Hammer down: Sprint Unlimited a chance to push limits
The NASCAR Sprint Cup Series returns to competition for the first time this season with the running of the 75-lap, non-points Sprint Unlimited race Saturday night at Daytona International Speedway (FOX Sports 1, 8 p.m. ET)
The action gets started today with two rounds of practice, both on FOX Sports 1, the first from 5-5:45 p.m. ET and the final Happy Hour round from 6:30 to 7:30 p.m.
Because this is an exhibition race, there are several significant differences compared to a traditional Sprint Cup race:
The field is 18 drivers, not 43. Eligible drivers are those who won Sprint Cup poles last year, and past event winners.
The race format will be decided by fan vote at NASCAR.com/sprintunlimited or on the NASCAR Mobile app. Fans can vote on three different facets of the race.
Number of laps in each race segment — Option A: 30 laps/35 laps/10 laps; Option B: 30 laps/30 laps/15 laps; Option C: 30 laps/25 laps/20 laps
Starting Order — Option A: Most Career Poles (most to least); Option B: 2013 Driver Point Standings; Option C: Final Practice Speeds (fastest to slowest times)
Restart Order for Final Segment — Option A: Fastest lap in the race (first and second segments both count); Option B: Most laps led (first and second segments both count); Option C: Mandatory pit stop (drivers lineup how they come off pit road)

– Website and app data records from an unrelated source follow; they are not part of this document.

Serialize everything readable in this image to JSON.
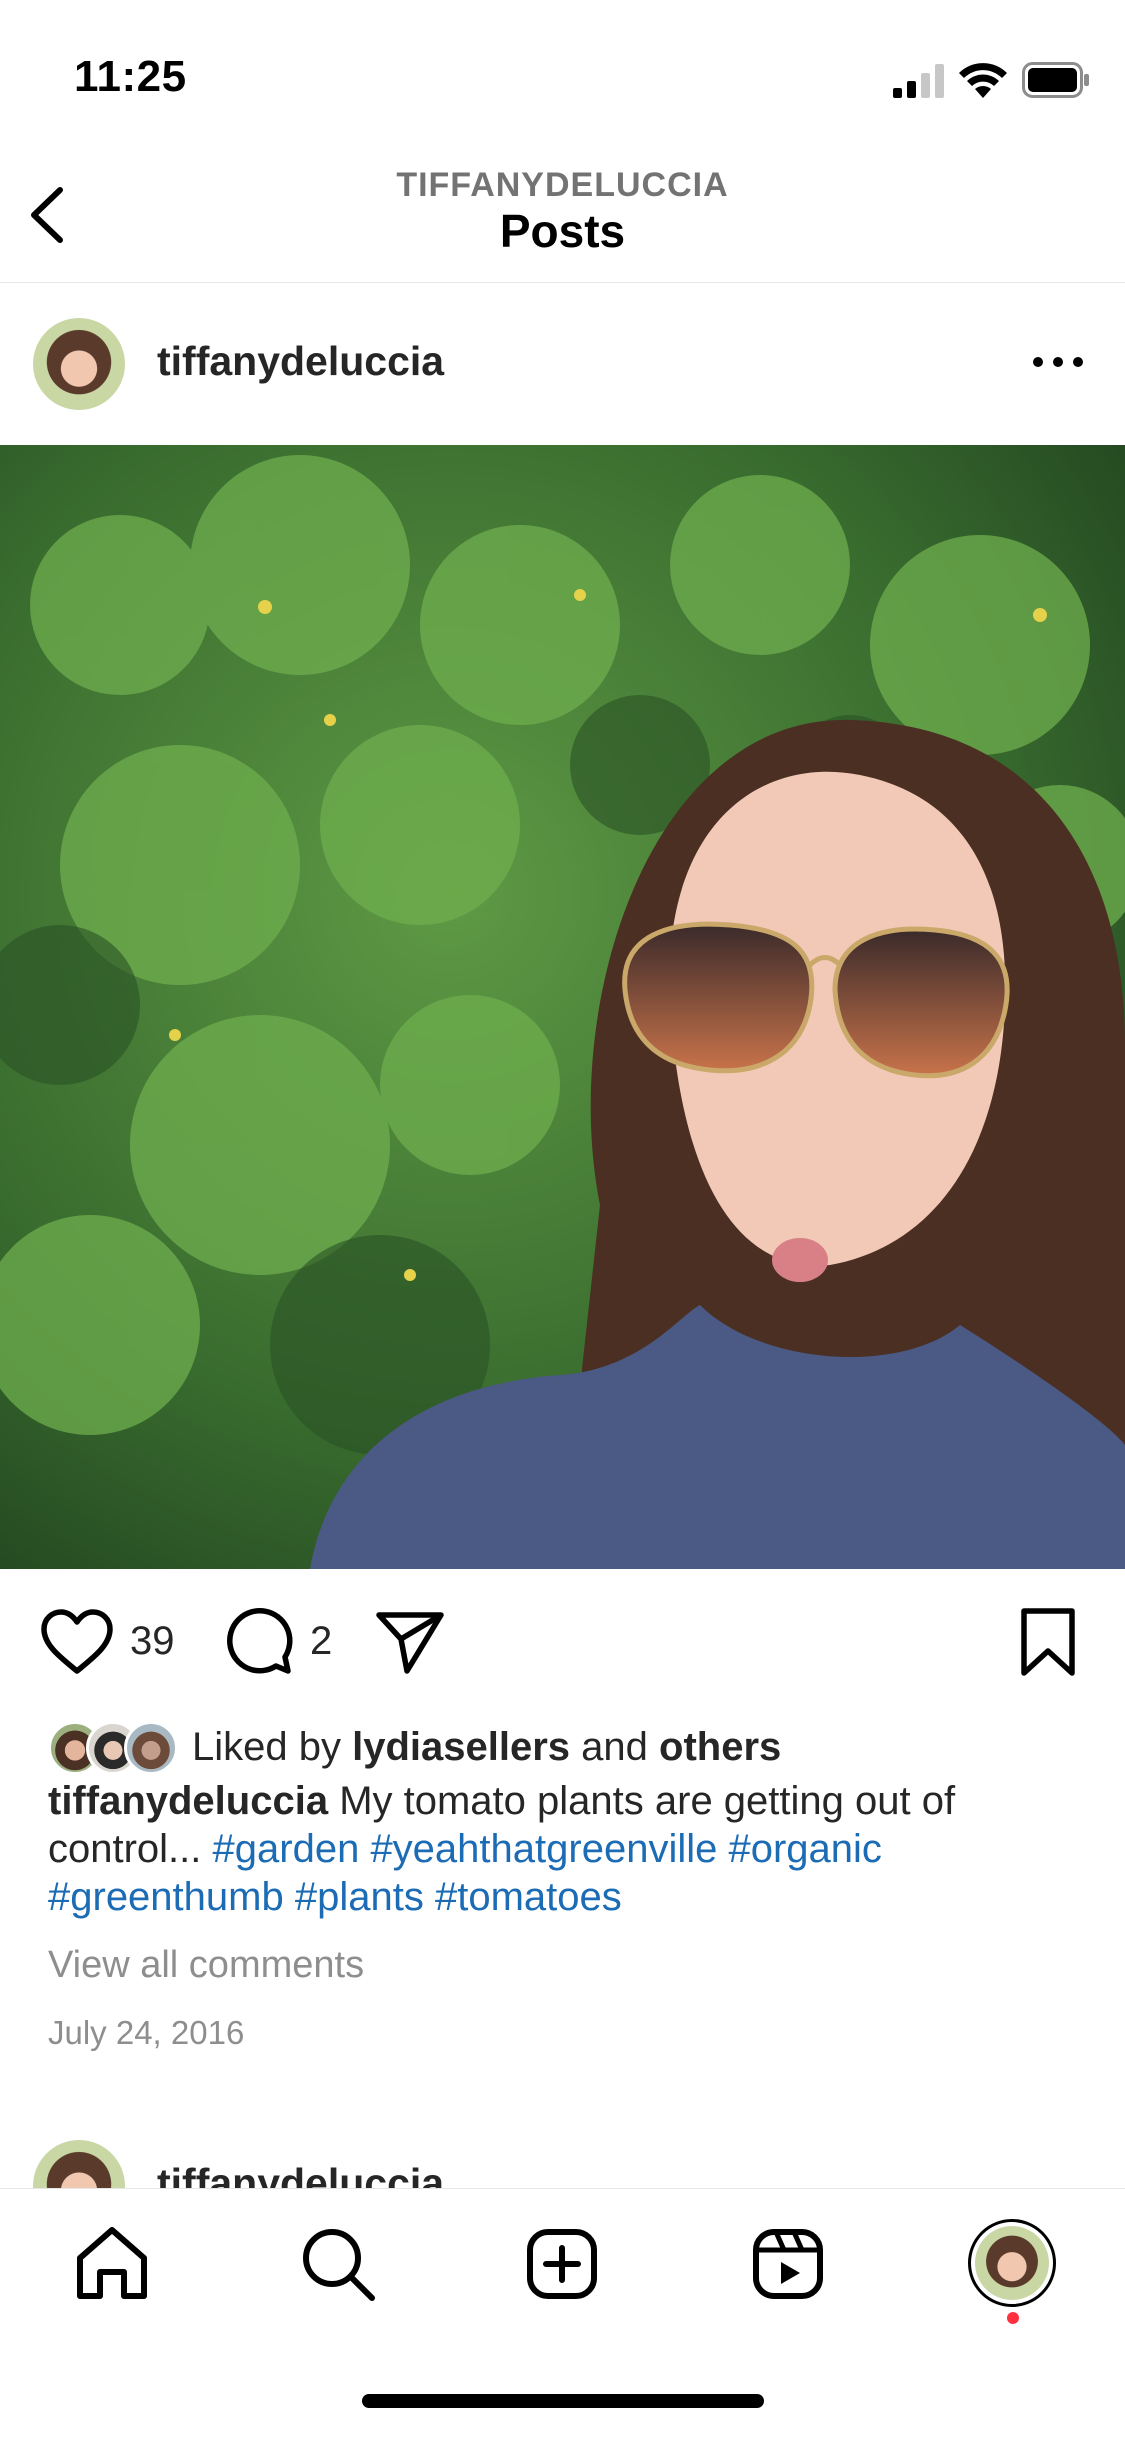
{
  "status_bar": {
    "time": "11:25"
  },
  "nav": {
    "subtitle": "TIFFANYDELUCCIA",
    "title": "Posts"
  },
  "post": {
    "username": "tiffanydeluccia",
    "image_description_icon": "photo",
    "like_count": "39",
    "comment_count": "2",
    "liked_by": {
      "prefix": "Liked by ",
      "user": "lydiasellers",
      "middle": " and ",
      "others": "others"
    },
    "caption": {
      "username": "tiffanydeluccia",
      "text": " My tomato plants are getting out of control... ",
      "hashtags": [
        "#garden",
        "#yeahthatgreenville",
        "#organic",
        "#greenthumb",
        "#plants",
        "#tomatoes"
      ]
    },
    "view_comments": "View all comments",
    "date": "July 24, 2016"
  },
  "next_post": {
    "username": "tiffanydeluccia"
  },
  "icons": {
    "back": "chevron-left-icon",
    "more": "more-horizontal-icon",
    "like": "heart-icon",
    "comment": "comment-icon",
    "share": "paper-plane-icon",
    "save": "bookmark-icon",
    "home": "home-icon",
    "search": "search-icon",
    "create": "plus-square-icon",
    "reels": "reels-icon"
  },
  "colors": {
    "text": "#262626",
    "hashtag": "#1c6bb5",
    "muted": "#8e8e8e",
    "notification_dot": "#ff3040"
  }
}
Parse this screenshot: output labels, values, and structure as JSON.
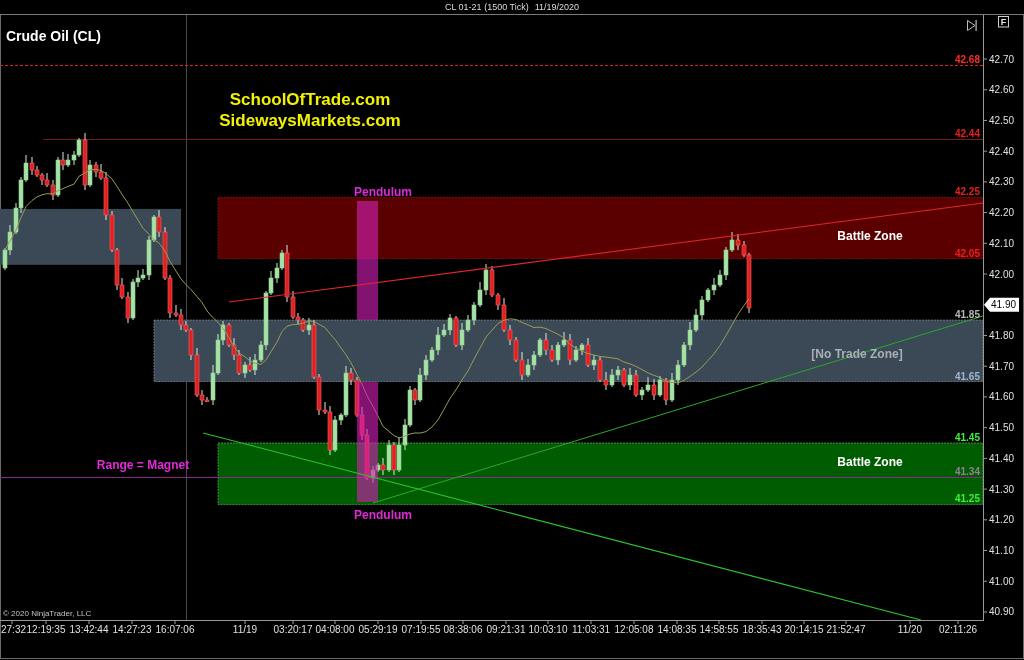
{
  "chart_header": {
    "instrument": "CL 01-21 (1500 Tick)",
    "date": "11/19/2020"
  },
  "toolbar": {
    "button_label": "F"
  },
  "chart_title": "Crude Oil (CL)",
  "branding_text": [
    "SchoolOfTrade.com",
    "SidewaysMarkets.com"
  ],
  "levels": [
    {
      "kind": "dashed",
      "price": "42.68",
      "color": "#e01e1e"
    },
    {
      "kind": "solid",
      "price": "42.44",
      "color": "#7a1818"
    },
    {
      "kind": "magnet",
      "price": "41.34",
      "label": "Range = Magnet",
      "color": "#8a2a8a"
    }
  ],
  "zones": [
    {
      "kind": "plain",
      "color": "#3a4955"
    },
    {
      "kind": "battle",
      "label": "Battle Zone",
      "top_price": "42.25",
      "bottom_price": "42.05",
      "color": "#5a0000"
    },
    {
      "kind": "no_trade",
      "label": "[No Trade Zone]",
      "top_price": "41.85",
      "bottom_price": "41.65",
      "color": "#3a4955"
    },
    {
      "kind": "battle",
      "label": "Battle Zone",
      "top_price": "41.45",
      "bottom_price": "41.25",
      "color": "#005c00"
    }
  ],
  "pendulums": [
    {
      "label": "Pendulum"
    },
    {
      "label": "Pendulum"
    }
  ],
  "price_axis": {
    "labels": [
      "42.70",
      "42.60",
      "42.50",
      "42.40",
      "42.30",
      "42.20",
      "42.10",
      "42.00",
      "41.80",
      "41.70",
      "41.60",
      "41.50",
      "41.40",
      "41.30",
      "41.20",
      "41.10",
      "41.00",
      "40.90"
    ],
    "current_price": "41.90"
  },
  "time_axis": {
    "labels": [
      "27:32",
      "12:19:35",
      "13:42:44",
      "14:27:23",
      "16:07:06",
      "11/19",
      "03:20:17",
      "04:08:00",
      "05:29:19",
      "07:19:55",
      "08:38:06",
      "09:21:31",
      "10:03:10",
      "11:03:31",
      "12:05:08",
      "14:08:35",
      "14:58:55",
      "18:35:43",
      "20:14:15",
      "21:52:47",
      "11/20",
      "02:11:26"
    ]
  },
  "copyright": "© 2020 NinjaTrader, LLC"
}
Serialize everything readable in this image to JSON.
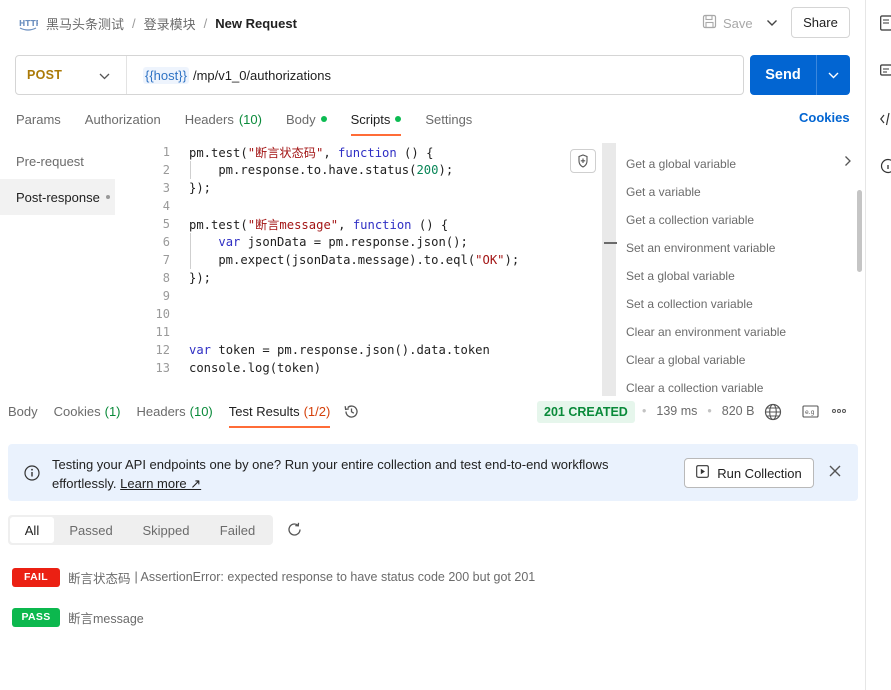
{
  "breadcrumb": {
    "collection": "黑马头条测试",
    "folder": "登录模块",
    "request": "New Request"
  },
  "toolbar": {
    "save_label": "Save",
    "share_label": "Share"
  },
  "request": {
    "method": "POST",
    "url_variable": "{{host}}",
    "url_path": "/mp/v1_0/authorizations",
    "send_label": "Send"
  },
  "request_tabs": [
    {
      "label": "Params"
    },
    {
      "label": "Authorization"
    },
    {
      "label": "Headers",
      "count": "(10)"
    },
    {
      "label": "Body"
    },
    {
      "label": "Scripts"
    },
    {
      "label": "Settings"
    }
  ],
  "cookies_label": "Cookies",
  "script_tabs": [
    {
      "label": "Pre-request"
    },
    {
      "label": "Post-response"
    }
  ],
  "editor": {
    "line_numbers": [
      "1",
      "2",
      "3",
      "4",
      "5",
      "6",
      "7",
      "8",
      "9",
      "10",
      "11",
      "12",
      "13"
    ],
    "lines": [
      [
        "pm.test(",
        "\"断言状态码\"",
        ", ",
        "function",
        " () {"
      ],
      [
        "    pm.response.to.have.status(",
        "200",
        ");"
      ],
      [
        "});"
      ],
      [
        ""
      ],
      [
        "pm.test(",
        "\"断言message\"",
        ", ",
        "function",
        " () {"
      ],
      [
        "    ",
        "var",
        " jsonData = pm.response.json();"
      ],
      [
        "    pm.expect(jsonData.message).to.eql(",
        "\"OK\"",
        ");"
      ],
      [
        "});"
      ],
      [
        ""
      ],
      [
        ""
      ],
      [
        ""
      ],
      [
        "var",
        " token = pm.response.json().data.token"
      ],
      [
        "console.log(token)"
      ]
    ]
  },
  "snippets": [
    "Get a global variable",
    "Get a variable",
    "Get a collection variable",
    "Set an environment variable",
    "Set a global variable",
    "Set a collection variable",
    "Clear an environment variable",
    "Clear a global variable",
    "Clear a collection variable"
  ],
  "response_tabs": [
    {
      "label": "Body"
    },
    {
      "label": "Cookies",
      "count": "(1)"
    },
    {
      "label": "Headers",
      "count": "(10)"
    },
    {
      "label": "Test Results",
      "count": "(1/2)"
    }
  ],
  "response_meta": {
    "status": "201 CREATED",
    "time": "139 ms",
    "size": "820 B"
  },
  "banner": {
    "text": "Testing your API endpoints one by one? Run your entire collection and test end-to-end workflows effortlessly.",
    "link": "Learn more ↗",
    "run_label": "Run Collection"
  },
  "filters": [
    "All",
    "Passed",
    "Skipped",
    "Failed"
  ],
  "results": [
    {
      "status": "FAIL",
      "name": "断言状态码",
      "message": "| AssertionError: expected response to have status code 200 but got 201"
    },
    {
      "status": "PASS",
      "name": "断言message",
      "message": ""
    }
  ],
  "colors": {
    "accent": "#ff6c37",
    "send": "#0265d2",
    "fail": "#eb2013",
    "pass": "#0cb84e",
    "method": "#ab7a07"
  }
}
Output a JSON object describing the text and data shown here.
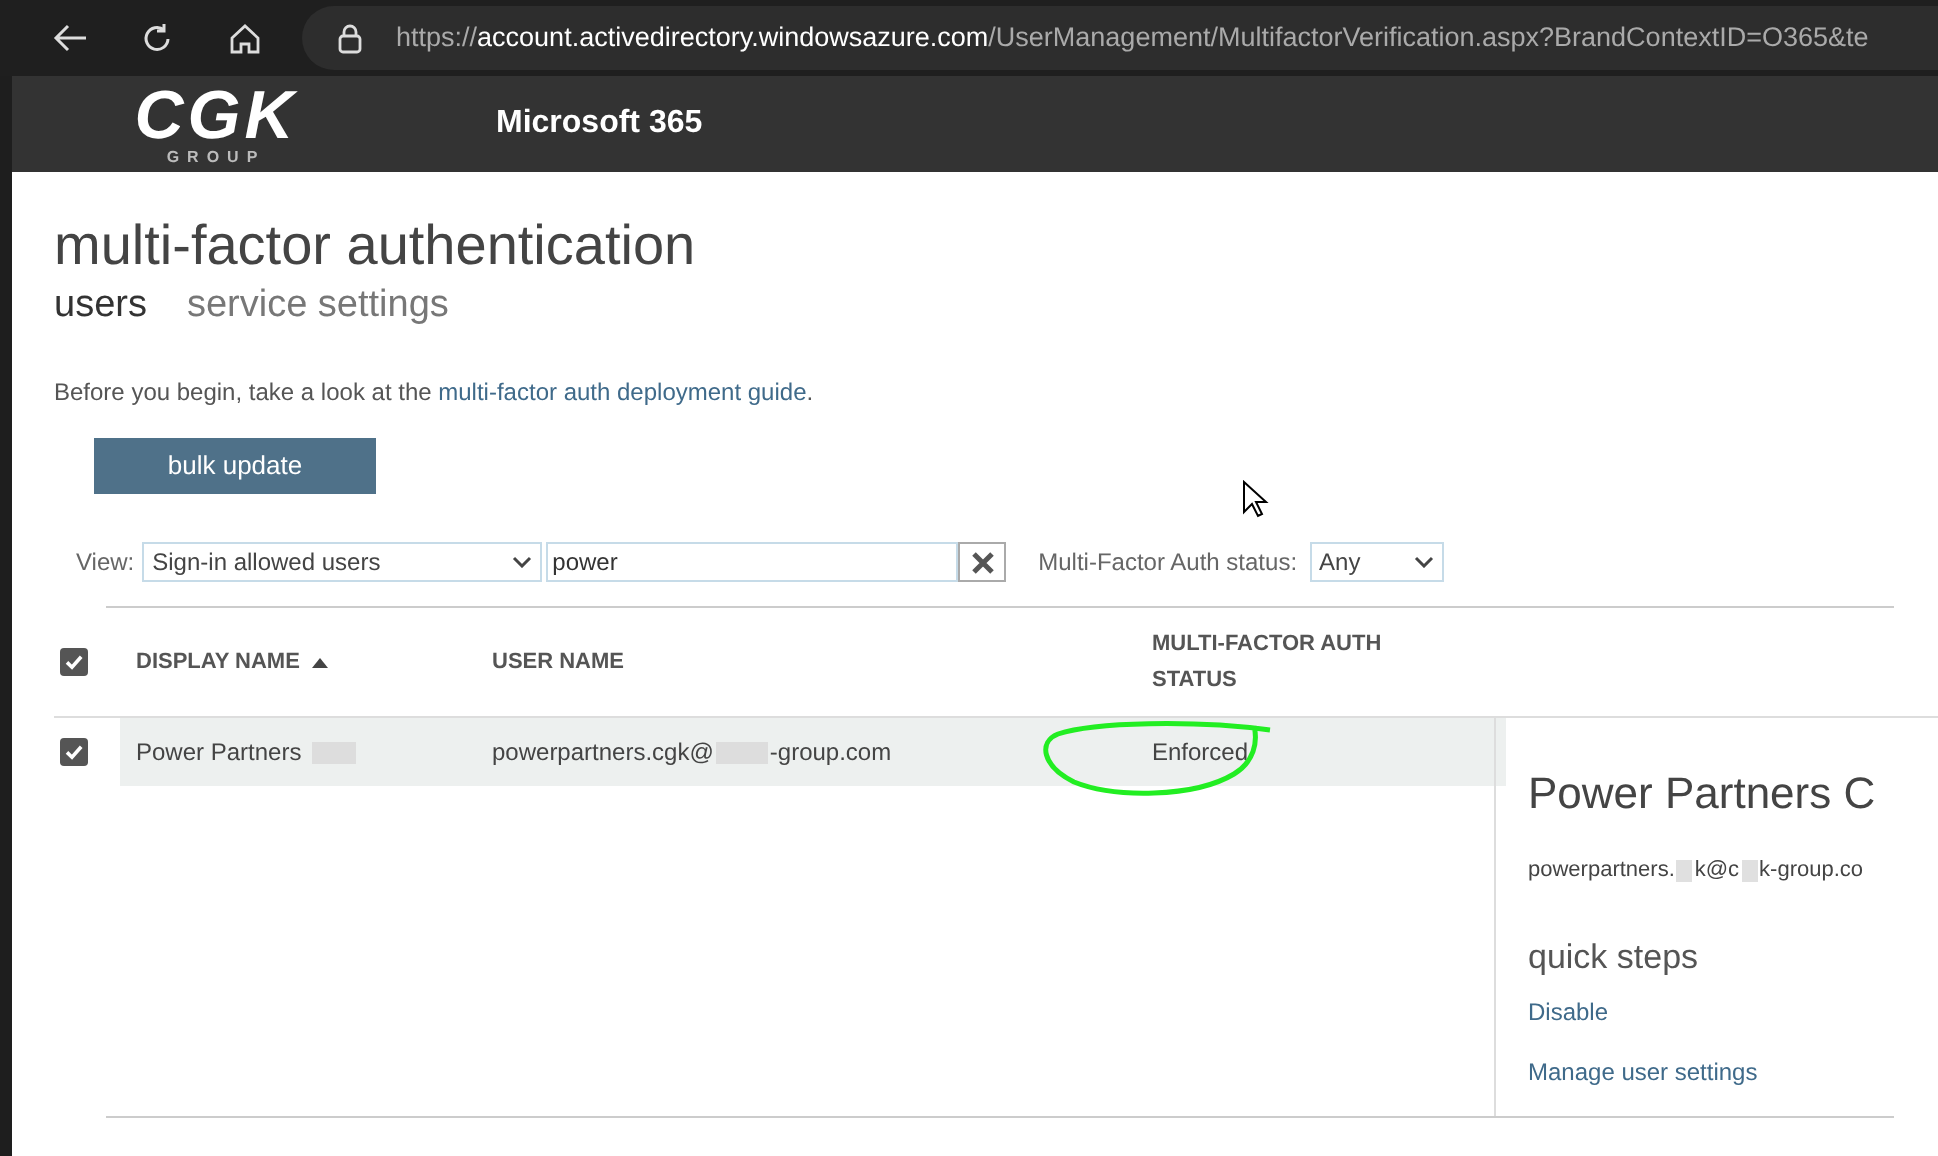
{
  "browser": {
    "url_scheme": "https://",
    "url_host": "account.activedirectory.windowsazure.com",
    "url_path": "/UserManagement/MultifactorVerification.aspx?BrandContextID=O365&te"
  },
  "header": {
    "logo_sub": "GROUP",
    "logo": "CGK",
    "product": "Microsoft 365"
  },
  "page": {
    "title": "multi-factor authentication",
    "tabs": [
      {
        "label": "users",
        "selected": true
      },
      {
        "label": "service settings",
        "selected": false
      }
    ],
    "intro": "Before you begin, take a look at the ",
    "intro_link": "multi-factor auth deployment guide",
    "intro_end": ".",
    "bulk_button": "bulk update"
  },
  "filters": {
    "view_label": "View:",
    "view_value": "Sign-in allowed users",
    "search_value": "power",
    "status_label": "Multi-Factor Auth status:",
    "status_value": "Any"
  },
  "table": {
    "select_all_checked": true,
    "columns": [
      {
        "label": "DISPLAY NAME",
        "sorted": true
      },
      {
        "label": "USER NAME",
        "sorted": false
      },
      {
        "label": "MULTI-FACTOR AUTH STATUS",
        "sorted": false
      }
    ],
    "rows": [
      {
        "checked": true,
        "selected": true,
        "display_name": "Power Partners",
        "user_name_before": "powerpartners.cgk@",
        "user_name_after": "-group.com",
        "status": "Enforced"
      }
    ]
  },
  "detail": {
    "title": "Power Partners C",
    "email_parts": [
      "powerpartners.",
      "k@c",
      "k-group.co"
    ],
    "quick_steps_title": "quick steps",
    "actions": [
      "Disable",
      "Manage user settings"
    ]
  }
}
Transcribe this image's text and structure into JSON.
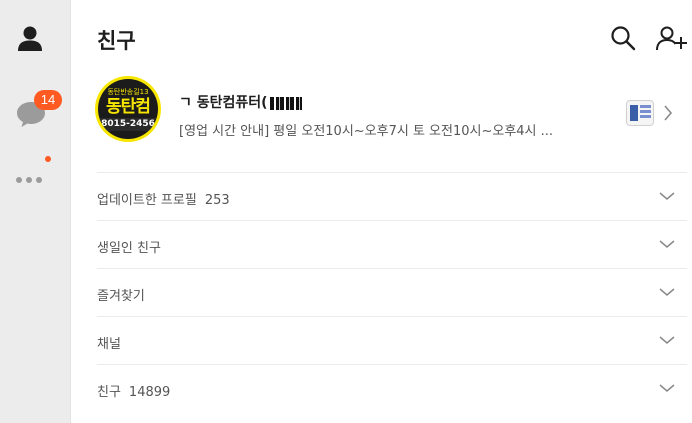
{
  "sidebar": {
    "chats_badge": "14"
  },
  "header": {
    "title": "친구"
  },
  "profile": {
    "avatar": {
      "top_text": "동탄반송길13",
      "name_text": "동탄컴",
      "phone_text": "8015-2456"
    },
    "name": "ㄱ 동탄컴퓨터(",
    "status": "[영업 시간 안내] 평일 오전10시~오후7시 토 오전10시~오후4시 ..."
  },
  "sections": [
    {
      "label": "업데이트한 프로필",
      "count": "253"
    },
    {
      "label": "생일인 친구",
      "count": ""
    },
    {
      "label": "즐겨찾기",
      "count": ""
    },
    {
      "label": "채널",
      "count": ""
    },
    {
      "label": "친구",
      "count": "14899"
    }
  ],
  "icons": {
    "rail": [
      "person-icon",
      "chat-bubble-icon",
      "more-dots-icon"
    ],
    "header": [
      "search-icon",
      "add-friend-icon"
    ],
    "section": "chevron-down-icon"
  },
  "colors": {
    "rail_bg": "#ececec",
    "badge": "#ff5a22",
    "avatar_yellow": "#f7e600"
  }
}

Last but not least, in this race, drivers will not use their Daytona 500 cars so as not to incur damage to their best car if a crash occurs. The cars in the Sprint Unlimited are essentially disposable; drivers and teams won’t worry about crash damage in this race, which means drivers are likely to be more aggressive.
Make no mistake, though: Everyone wants to win this race. Plus, it gives them a chance to get back to actual competition for he first time in almost three months.
"It’s an opportunity to win at Daytona," said 2012 series champion Brad Keselowski. "I think any win here is significant. As a guy that’s sat out this race quite a few times and not had the opportunity to run it, a win in the Unlimited is significant and an opportunity to make sure I don’t ever have to sit it out again, so it’s definitely more than a test session for me."
"I really look forward to the Unlimited this weekend just to kind of knock the rust off of everybody a little bit, get some pit stops in, get some laps on the track, draft a little bit," said Matt Kenseth, the two-time Daytona 500 winner. "I think that gives you a really good head start on the week."
Some of the key storylines for the event are:
In this afternoon’s practice, Tony Stewart will take his first laps in a race car since suffering a double-compound fracture of his right leg in a sprint car crash last August.
Kevin Harvick and Kurt Busch will both compete in their first race with Stewart-Haas Racing and they will be among the favorites: Harvick won this race last year, as well as in 2009 and ’10; Busch won it in ’11.
How competitive will Danica Patrick be?
One other footnote: In the 32-year history of the event, the Sprint Unlimited winner has gone on to win the series championship more often than winning the Daytona 500.
Drivers who won the Sprint Unlimited and Daytona 500 in the same year:
1982, Bobby Allison
1987, Bill Elliott
1996, Dale Jarrett
1997, Jeff Gordon
2000, Dale Jarrett
Drivers who won the Sprint Unlimited and the Sprint Cup championship in same year:
1980, Dale Earnhardt
1981, Darrell Waltrip
1986, Dale Earnhardt
1991, Dale Earnhardt
1993, Dale Earnhardt
1997, Jeff Gordon
2000, Dale Jarrett
2002, Tony Stewart